Data supplied
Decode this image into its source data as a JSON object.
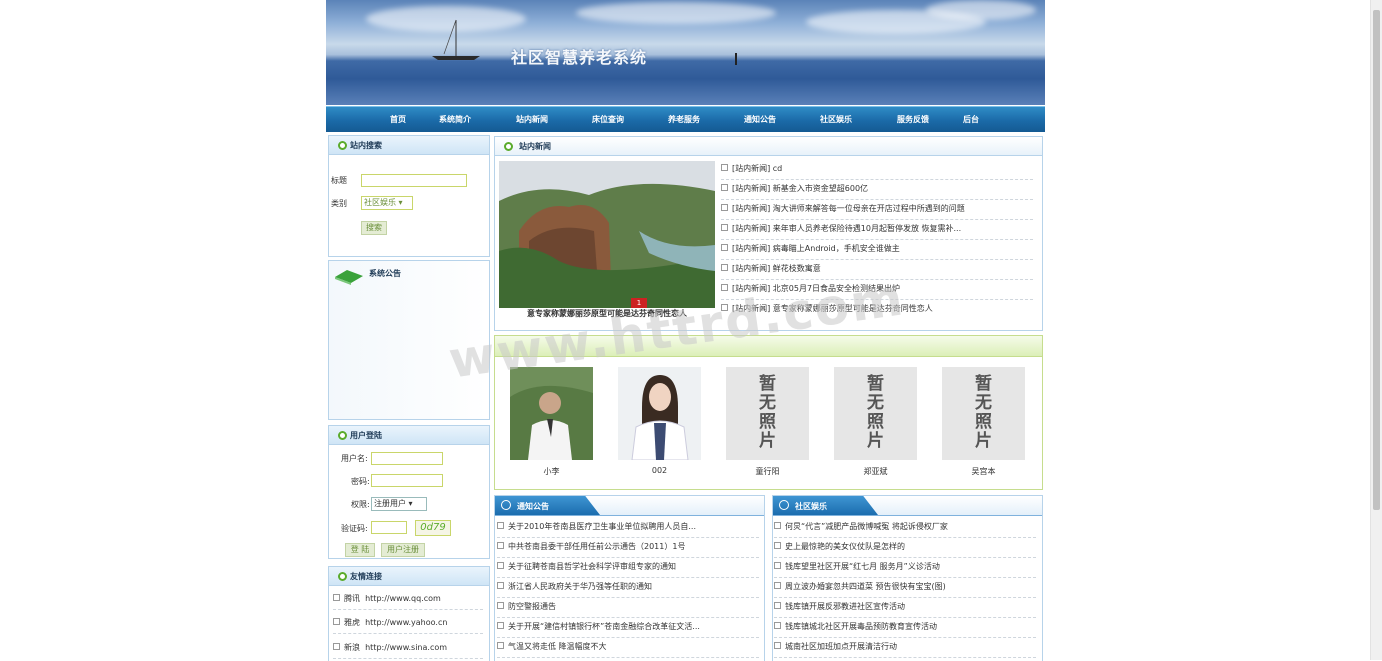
{
  "site": {
    "title": "社区智慧养老系统"
  },
  "nav": {
    "items": [
      "首页",
      "系统简介",
      "站内新闻",
      "床位查询",
      "养老服务",
      "通知公告",
      "社区娱乐",
      "服务反馈",
      "后台"
    ]
  },
  "search": {
    "title": "站内搜索",
    "title_label": "标题",
    "category_label": "类别",
    "category_value": "社区娱乐",
    "button": "搜索"
  },
  "announcement": {
    "title": "系统公告"
  },
  "login": {
    "title": "用户登陆",
    "username_label": "用户名:",
    "password_label": "密码:",
    "role_label": "权限:",
    "role_value": "注册用户",
    "captcha_label": "验证码:",
    "captcha_text": "0d79",
    "login_button": "登 陆",
    "register_button": "用户注册"
  },
  "links": {
    "title": "友情连接",
    "items": [
      {
        "name": "腾讯",
        "url": "http://www.qq.com"
      },
      {
        "name": "雅虎",
        "url": "http://www.yahoo.cn"
      },
      {
        "name": "新浪",
        "url": "http://www.sina.com"
      }
    ]
  },
  "news": {
    "title": "站内新闻",
    "caption": "意专家称蒙娜丽莎原型可能是达芬奇同性恋人",
    "slide_index": "1",
    "items": [
      "[站内新闻] cd",
      "[站内新闻] 新基金入市资金望超600亿",
      "[站内新闻] 淘大讲师来解答每一位母亲在开店过程中所遇到的问题",
      "[站内新闻] 来年审人员养老保险待遇10月起暂停发放 恢复需补...",
      "[站内新闻] 病毒瞄上Android，手机安全谁做主",
      "[站内新闻] 鲜花枝数寓意",
      "[站内新闻] 北京05月7日食品安全检测结果出炉",
      "[站内新闻] 意专家称蒙娜丽莎原型可能是达芬奇同性恋人"
    ]
  },
  "staff": {
    "no_photo": [
      "暂",
      "无",
      "照",
      "片"
    ],
    "people": [
      "小李",
      "002",
      "童行阳",
      "郑亚斌",
      "吴宫本"
    ]
  },
  "notices": {
    "title": "通知公告",
    "items": [
      "关于2010年苍南县医疗卫生事业单位拟聘用人员自...",
      "中共苍南县委干部任用任前公示通告（2011）1号",
      "关于征聘苍南县哲学社会科学评审组专家的通知",
      "浙江省人民政府关于华乃强等任职的通知",
      "防空警报通告",
      "关于开展“建信村镇银行杯”苍南金融综合改革征文活...",
      "气温又将走低 降温幅度不大"
    ]
  },
  "entertainment": {
    "title": "社区娱乐",
    "items": [
      "何炅“代言”减肥产品微博喊冤 将起诉侵权厂家",
      "史上最惊艳的美女仪仗队是怎样的",
      "钱库望里社区开展“红七月 服务月”义诊活动",
      "周立波办婚宴忽共四道菜 预告很快有宝宝(图)",
      "钱库镇开展反邪教进社区宣传活动",
      "钱库镇城北社区开展毒品预防教育宣传活动",
      "城南社区加班加点开展清洁行动"
    ]
  },
  "watermark": "www.httrd.com",
  "colors": {
    "nav": "#1b6aa8",
    "accent_green": "#5aab2b",
    "panel_border": "#b7d3ea"
  }
}
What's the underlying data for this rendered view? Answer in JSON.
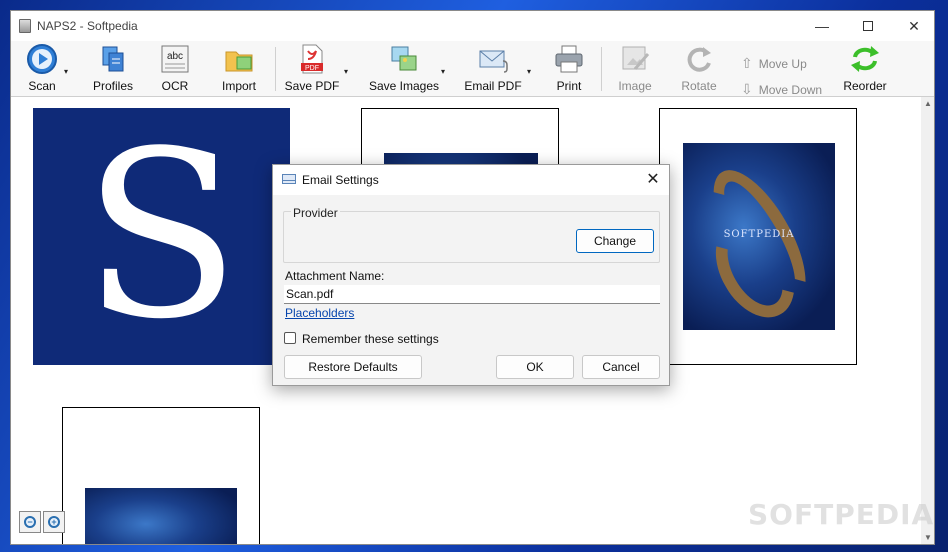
{
  "window": {
    "title": "NAPS2 - Softpedia"
  },
  "window_controls": {
    "minimize": "—",
    "maximize": "",
    "close": "✕"
  },
  "toolbar": {
    "items": [
      {
        "label": "Scan",
        "icon": "scan-icon"
      },
      {
        "label": "Profiles",
        "icon": "profiles-icon"
      },
      {
        "label": "OCR",
        "icon": "ocr-icon"
      },
      {
        "label": "Import",
        "icon": "import-folder-icon"
      },
      {
        "label": "Save PDF",
        "icon": "save-pdf-icon"
      },
      {
        "label": "Save Images",
        "icon": "save-images-icon"
      },
      {
        "label": "Email PDF",
        "icon": "email-pdf-icon"
      },
      {
        "label": "Print",
        "icon": "printer-icon"
      },
      {
        "label": "Image",
        "icon": "image-edit-icon"
      },
      {
        "label": "Rotate",
        "icon": "rotate-icon"
      },
      {
        "label": "Move Up",
        "icon": "arrow-up-icon"
      },
      {
        "label": "Move Down",
        "icon": "arrow-down-icon"
      },
      {
        "label": "Reorder",
        "icon": "reorder-icon"
      }
    ],
    "dropdown_glyph": "▾",
    "ocr_glyph": "abc",
    "pdf_glyph": "PDF"
  },
  "thumbnails": {
    "big_letter": "S",
    "poster_text": "SOFTPEDIA"
  },
  "zoom": {
    "out_glyph": "−",
    "in_glyph": "+"
  },
  "watermark": "SOFTPEDIA",
  "dialog": {
    "title": "Email Settings",
    "close_glyph": "✕",
    "provider_group_label": "Provider",
    "change_button": "Change",
    "attachment_label": "Attachment Name:",
    "attachment_value": "Scan.pdf",
    "placeholders_link": "Placeholders",
    "remember_label": "Remember these settings",
    "remember_checked": false,
    "restore_button": "Restore Defaults",
    "ok_button": "OK",
    "cancel_button": "Cancel"
  },
  "colors": {
    "accent": "#0067c0",
    "scan_blue": "#2f7fd6",
    "thumb_navy": "#0f2a78",
    "reorder_green": "#3cbf2a"
  }
}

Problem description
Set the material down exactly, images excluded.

Written answer
Decode this image into its source data as a JSON object.
{
  "site": {
    "title": "社区智慧养老系统"
  },
  "nav": {
    "items": [
      "首页",
      "系统简介",
      "站内新闻",
      "床位查询",
      "养老服务",
      "通知公告",
      "社区娱乐",
      "服务反馈",
      "后台"
    ]
  },
  "search": {
    "title": "站内搜索",
    "title_label": "标题",
    "category_label": "类别",
    "category_value": "社区娱乐",
    "button": "搜索"
  },
  "announcement": {
    "title": "系统公告"
  },
  "login": {
    "title": "用户登陆",
    "username_label": "用户名:",
    "password_label": "密码:",
    "role_label": "权限:",
    "role_value": "注册用户",
    "captcha_label": "验证码:",
    "captcha_text": "0d79",
    "login_button": "登 陆",
    "register_button": "用户注册"
  },
  "links": {
    "title": "友情连接",
    "items": [
      {
        "name": "腾讯",
        "url": "http://www.qq.com"
      },
      {
        "name": "雅虎",
        "url": "http://www.yahoo.cn"
      },
      {
        "name": "新浪",
        "url": "http://www.sina.com"
      }
    ]
  },
  "news": {
    "title": "站内新闻",
    "caption": "意专家称蒙娜丽莎原型可能是达芬奇同性恋人",
    "slide_index": "1",
    "items": [
      "[站内新闻] cd",
      "[站内新闻] 新基金入市资金望超600亿",
      "[站内新闻] 淘大讲师来解答每一位母亲在开店过程中所遇到的问题",
      "[站内新闻] 来年审人员养老保险待遇10月起暂停发放 恢复需补...",
      "[站内新闻] 病毒瞄上Android，手机安全谁做主",
      "[站内新闻] 鲜花枝数寓意",
      "[站内新闻] 北京05月7日食品安全检测结果出炉",
      "[站内新闻] 意专家称蒙娜丽莎原型可能是达芬奇同性恋人"
    ]
  },
  "staff": {
    "no_photo": [
      "暂",
      "无",
      "照",
      "片"
    ],
    "people": [
      "小李",
      "002",
      "童行阳",
      "郑亚斌",
      "吴宫本"
    ]
  },
  "notices": {
    "title": "通知公告",
    "items": [
      "关于2010年苍南县医疗卫生事业单位拟聘用人员自...",
      "中共苍南县委干部任用任前公示通告（2011）1号",
      "关于征聘苍南县哲学社会科学评审组专家的通知",
      "浙江省人民政府关于华乃强等任职的通知",
      "防空警报通告",
      "关于开展“建信村镇银行杯”苍南金融综合改革征文活...",
      "气温又将走低 降温幅度不大"
    ]
  },
  "entertainment": {
    "title": "社区娱乐",
    "items": [
      "何炅“代言”减肥产品微博喊冤 将起诉侵权厂家",
      "史上最惊艳的美女仪仗队是怎样的",
      "钱库望里社区开展“红七月 服务月”义诊活动",
      "周立波办婚宴忽共四道菜 预告很快有宝宝(图)",
      "钱库镇开展反邪教进社区宣传活动",
      "钱库镇城北社区开展毒品预防教育宣传活动",
      "城南社区加班加点开展清洁行动"
    ]
  },
  "watermark": "www.httrd.com",
  "colors": {
    "nav": "#1b6aa8",
    "accent_green": "#5aab2b",
    "panel_border": "#b7d3ea"
  }
}
What's the underlying data for this rendered view? Answer in JSON.
{
  "window": {
    "title": "NAPS2 - Softpedia"
  },
  "window_controls": {
    "minimize": "—",
    "maximize": "",
    "close": "✕"
  },
  "toolbar": {
    "items": [
      {
        "label": "Scan",
        "icon": "scan-icon"
      },
      {
        "label": "Profiles",
        "icon": "profiles-icon"
      },
      {
        "label": "OCR",
        "icon": "ocr-icon"
      },
      {
        "label": "Import",
        "icon": "import-folder-icon"
      },
      {
        "label": "Save PDF",
        "icon": "save-pdf-icon"
      },
      {
        "label": "Save Images",
        "icon": "save-images-icon"
      },
      {
        "label": "Email PDF",
        "icon": "email-pdf-icon"
      },
      {
        "label": "Print",
        "icon": "printer-icon"
      },
      {
        "label": "Image",
        "icon": "image-edit-icon"
      },
      {
        "label": "Rotate",
        "icon": "rotate-icon"
      },
      {
        "label": "Move Up",
        "icon": "arrow-up-icon"
      },
      {
        "label": "Move Down",
        "icon": "arrow-down-icon"
      },
      {
        "label": "Reorder",
        "icon": "reorder-icon"
      }
    ],
    "dropdown_glyph": "▾",
    "ocr_glyph": "abc",
    "pdf_glyph": "PDF"
  },
  "thumbnails": {
    "big_letter": "S",
    "poster_text": "SOFTPEDIA"
  },
  "zoom": {
    "out_glyph": "−",
    "in_glyph": "+"
  },
  "watermark": "SOFTPEDIA",
  "dialog": {
    "title": "Email Settings",
    "close_glyph": "✕",
    "provider_group_label": "Provider",
    "change_button": "Change",
    "attachment_label": "Attachment Name:",
    "attachment_value": "Scan.pdf",
    "placeholders_link": "Placeholders",
    "remember_label": "Remember these settings",
    "remember_checked": false,
    "restore_button": "Restore Defaults",
    "ok_button": "OK",
    "cancel_button": "Cancel"
  },
  "colors": {
    "accent": "#0067c0",
    "scan_blue": "#2f7fd6",
    "thumb_navy": "#0f2a78",
    "reorder_green": "#3cbf2a"
  }
}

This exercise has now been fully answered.